Type at the prompt sudo apt install git -y and enter. This will install the git package necessary to download and begin compiling your node software. When you have been returned to the prompt, type sudo git clone https://github.com/f5vmr/svxlink_raspberry and enter.
This command loads a script that will perform everything from here on in, once we have enabled it. To do this type the following.
sudo chmod +x svxlink_raspberry/*.sh and enter.
If you have selected Bookworm you will have to make a small change in the script, sudo nano svxlink_raspberry/install.sh and look for php8.0 in a line of packages to be installed. Change this to php8.2, and save the file.
Then type sudo bash svxlink_raspberry/install.sh and enter.

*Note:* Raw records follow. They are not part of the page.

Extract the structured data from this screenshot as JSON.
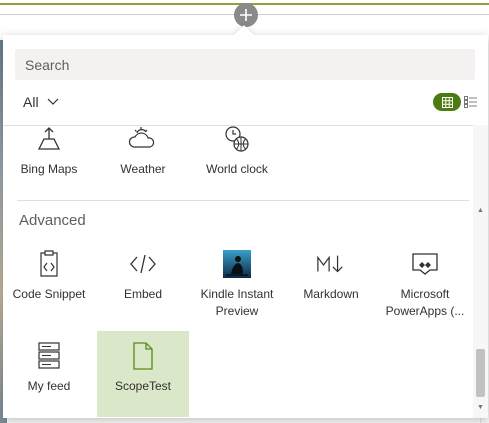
{
  "panel": {
    "search_placeholder": "Search",
    "filter_label": "All",
    "view_toggle": {
      "grid": "grid-view-icon",
      "list": "list-view-icon"
    }
  },
  "top_row": [
    {
      "label": "Bing Maps",
      "icon": "map-pin-icon"
    },
    {
      "label": "Weather",
      "icon": "weather-icon"
    },
    {
      "label": "World clock",
      "icon": "world-clock-icon"
    }
  ],
  "advanced": {
    "title": "Advanced",
    "items": [
      {
        "label": "Code Snippet",
        "icon": "code-snippet-icon"
      },
      {
        "label": "Embed",
        "icon": "embed-icon"
      },
      {
        "label": "Kindle Instant Preview",
        "icon": "kindle-icon"
      },
      {
        "label": "Markdown",
        "icon": "markdown-icon"
      },
      {
        "label": "Microsoft PowerApps (...",
        "icon": "powerapps-icon"
      },
      {
        "label": "My feed",
        "icon": "feed-icon"
      },
      {
        "label": "ScopeTest",
        "icon": "document-icon"
      }
    ]
  },
  "colors": {
    "accent": "#4e7a12",
    "selected_bg": "#dbe7c9",
    "divider": "#8da23a"
  }
}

The script will now do several things in sequence. Watch for the prompts concerning the sound card, and ultimately the request for your callsign to which to assign to the node. The prompt concerns the used of a modified sound card. If you have not done this select ‘no’.

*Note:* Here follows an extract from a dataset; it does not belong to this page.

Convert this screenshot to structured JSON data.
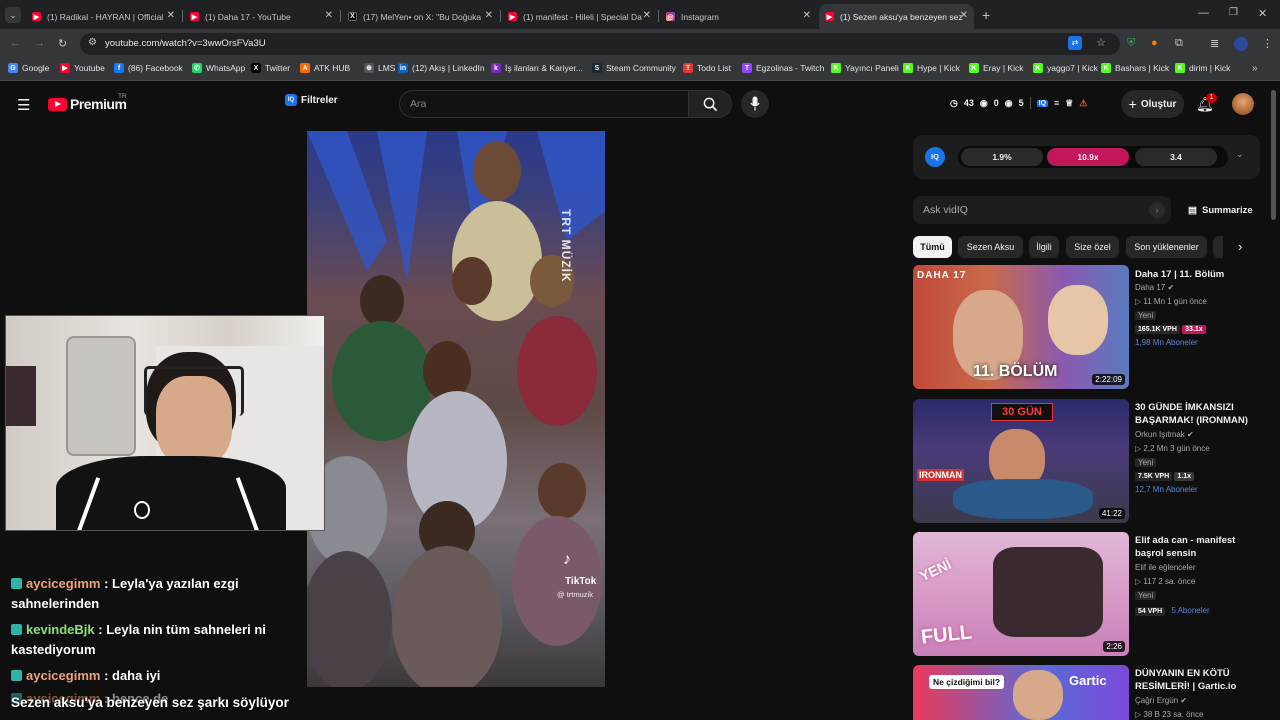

Now the installation will proceed, first by installing all the updates to the Operating System, followed by the required packages for Svxlink and other software. This will take ages, so go and have a coffee or lunch maybe. I have recently installed a completed node package on a raspberry pi 3A and 3B in 45 minutes, from card-write to full operational status. On a pi B+ or pi 0W this time will be extended considerably.

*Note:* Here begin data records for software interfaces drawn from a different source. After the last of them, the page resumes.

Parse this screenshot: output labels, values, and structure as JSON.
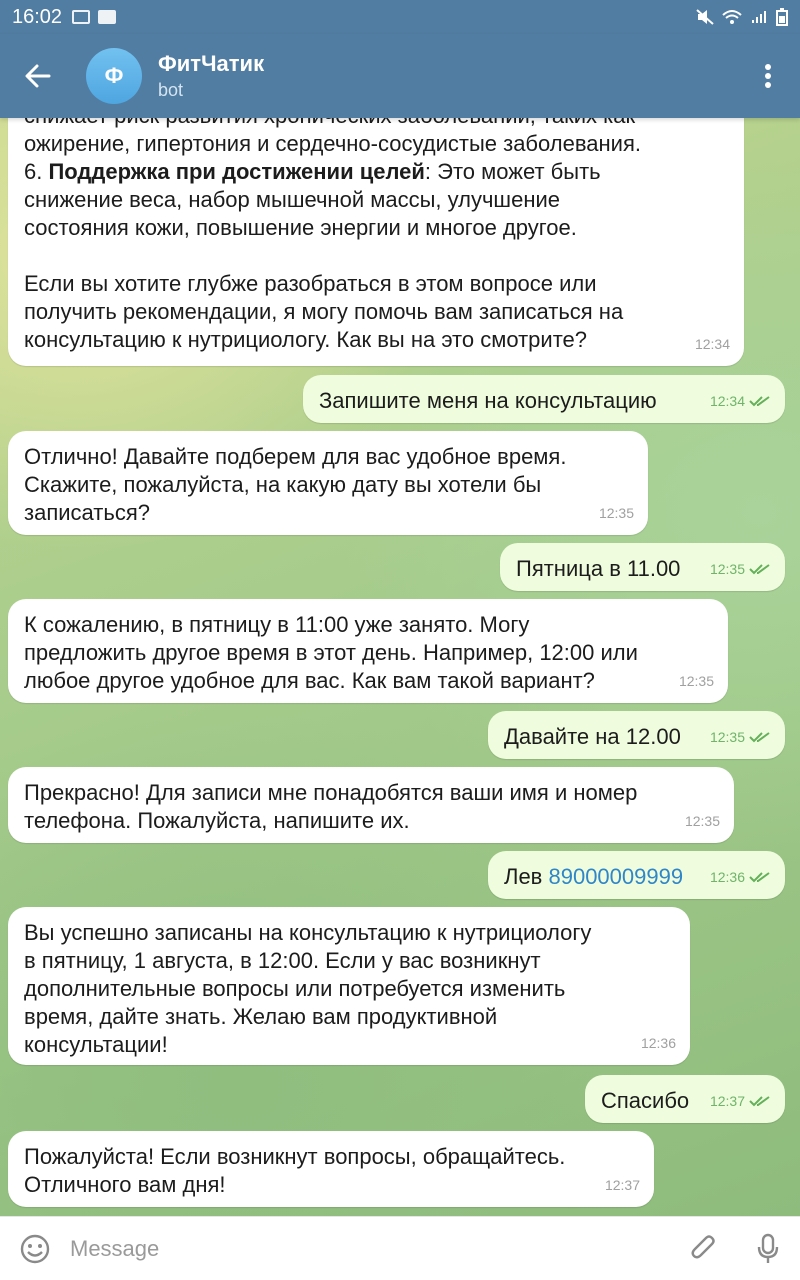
{
  "status_bar": {
    "time": "16:02"
  },
  "header": {
    "back_icon": "arrow-left-icon",
    "avatar_letter": "Ф",
    "title": "ФитЧатик",
    "subtitle": "bot",
    "menu_icon": "more-vertical-icon"
  },
  "messages": [
    {
      "dir": "in",
      "text_lines": [
        "снижает риск развития хронических заболеваний, таких как",
        "ожирение, гипертония и сердечно-сосудистые заболевания."
      ],
      "p6_prefix": "6. ",
      "p6_bold": "Поддержка при достижении целей",
      "p6_rest": ": Это может быть\nснижение веса, набор мышечной массы, улучшение\nсостояния кожи, повышение энергии и многое другое.",
      "p_last": "Если вы хотите глубже разобраться в этом вопросе или\nполучить рекомендации, я могу помочь вам записаться на\nконсультацию к нутрициологу. Как вы на это смотрите?",
      "time": "12:34"
    },
    {
      "dir": "out",
      "text": "Запишите меня на консультацию",
      "time": "12:34"
    },
    {
      "dir": "in",
      "text": "Отлично! Давайте подберем для вас удобное время.\nСкажите, пожалуйста, на какую дату вы хотели бы\nзаписаться?",
      "time": "12:35"
    },
    {
      "dir": "out",
      "text": "Пятница в 11.00",
      "time": "12:35"
    },
    {
      "dir": "in",
      "text": "К сожалению, в пятницу в 11:00 уже занято. Могу\nпредложить другое время в этот день. Например, 12:00 или\nлюбое другое удобное для вас. Как вам такой вариант?",
      "time": "12:35"
    },
    {
      "dir": "out",
      "text": "Давайте на 12.00",
      "time": "12:35"
    },
    {
      "dir": "in",
      "text": "Прекрасно! Для записи мне понадобятся ваши имя и номер\nтелефона. Пожалуйста, напишите их.",
      "time": "12:35"
    },
    {
      "dir": "out",
      "text_prefix": "Лев ",
      "phone": "89000009999",
      "time": "12:36"
    },
    {
      "dir": "in",
      "text": "Вы успешно записаны на консультацию к нутрициологу\nв пятницу, 1 августа, в 12:00. Если у вас возникнут\nдополнительные вопросы или потребуется изменить\nвремя, дайте знать. Желаю вам продуктивной\nконсультации!",
      "time": "12:36"
    },
    {
      "dir": "out",
      "text": "Спасибо",
      "time": "12:37"
    },
    {
      "dir": "in",
      "text": "Пожалуйста! Если возникнут вопросы, обращайтесь.\nОтличного вам дня!",
      "time": "12:37"
    }
  ],
  "input": {
    "placeholder": "Message",
    "emoji_icon": "emoji-icon",
    "attach_icon": "paperclip-icon",
    "mic_icon": "microphone-icon"
  },
  "colors": {
    "header": "#517da2",
    "bubble_in": "#ffffff",
    "bubble_out": "#effdde",
    "check": "#65b05b",
    "link": "#2f86c8"
  }
}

The strong possibility is that it will shutdown and reboot while you are away so when you return, log in again. It will not be working at this stage, as there are parameters that need modification to make your particular node work. If you are running a simplex node or hotspot it is easier. If it is to be a repeater then get in touch, as you will need help.
Fortunately you can watch a video at this point to play catch up here.
Ok, so you watched the video, with some problems on the audio in places. But it is factually correct, in that it was created as I built the node some time ago.
So back to the build.
Log in to the terminal again and stop the node as follows by typing sudo systemctl stop svxlink and enter. The first thing to understand is the directory structure.
The configuration file for svxlink is here by typing sudo nano /etc/svxlink/svxlink.conf and enter. Scroll through the configuration and you will see several paragraphs. The first problems are usually the configuration of EchoLink, and the location settings in the last paragraph. Read the manual file here at http://www.svxlink.org/doc/man/man5/svxlink.conf.5.html. To configure the EchoLink correctly you will need to sudo nano /etc/svxlink/svxlink.d/ModuleEchoLink.conf and enter your registered details there. You can leave out EchoLink for the moment by placing ‘#’ before the lines in svxlink.conf, and removing the reference to ModuleEchoLink in the [SimplexLogic] or [RepeaterLogic] paragraphs.
If you have any questions after that, then we can perhaps deal with them. Get in touch.
The configuration of the Modified SoundCard for transmission should have been resolved by the script. However there may be some issues with the allocation of the Sound Card within the device. These may have to be resolved on an individual basis, so drop me a line. I am QTHR on QRZ.com.
There are two outstanding issues for you as a user. Firstly at the moment, you cannot see to what you are connecting or how.
I have resurrected the svxportal-uk, and I will add more to this article, however, to connect to the svxreflector, you will need to contact me to update a password to access it. In the svxlink.conf you will find a section [ReflectorLogic], and the line AUTH_KEY=”GET YOUR OWN KEY”. Between the quotes, create your own requested password, and save the file, and send the password to me with your node callsign. When I have updated the reflector on the server, I will acknowledge your request. If I see that there is a problem, I will then be in a position to assist its resolution.
The other issue is the addition of your own dashboard so you can see with a browser that your node is operating. The next article will focus entirely on the Dashboard and its installation.